> [Task prompt] Give the number of lines in the listing that contain the word "icon", and nothing besides.

--------

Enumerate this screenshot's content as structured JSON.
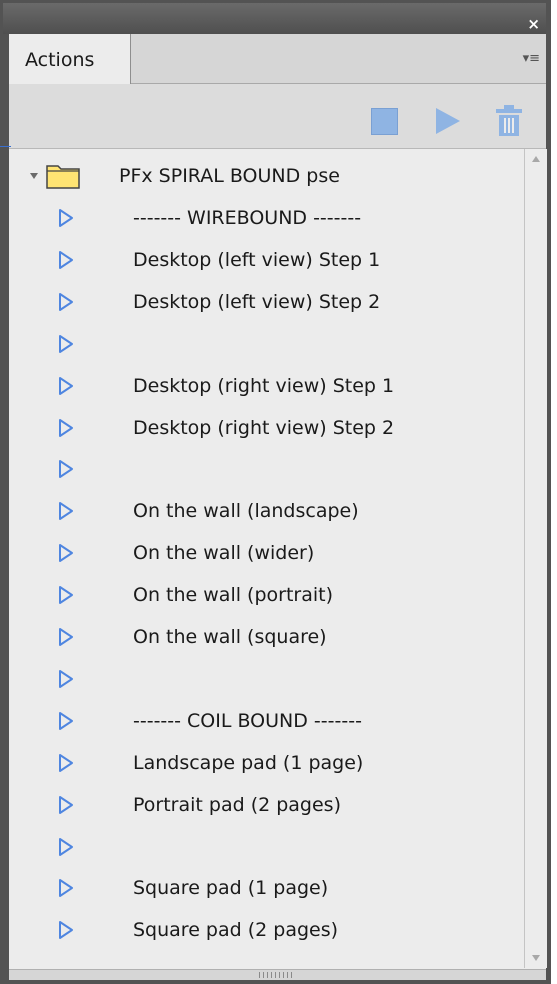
{
  "panel": {
    "close_glyph": "×",
    "tab_label": "Actions",
    "menu_glyph": "▾≡"
  },
  "toolbar": {
    "stop_icon": "stop-icon",
    "play_icon": "play-icon",
    "delete_icon": "trash-icon"
  },
  "set": {
    "name": "PFx SPIRAL BOUND pse",
    "expanded": true
  },
  "actions": [
    "------- WIREBOUND -------",
    "Desktop (left view) Step 1",
    "Desktop (left view) Step 2",
    "",
    "Desktop (right view) Step 1",
    "Desktop (right view) Step 2",
    "",
    "On the wall (landscape)",
    "On the wall (wider)",
    "On the wall (portrait)",
    "On the wall (square)",
    "",
    "------- COIL BOUND -------",
    "Landscape pad (1 page)",
    "Portrait pad (2 pages)",
    "",
    "Square pad (1 page)",
    "Square pad (2 pages)"
  ],
  "colors": {
    "action_arrow": "#4f86e0",
    "folder_fill": "#ffe473",
    "button_blue": "#8fb4e3"
  }
}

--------

> [Output of the task] 3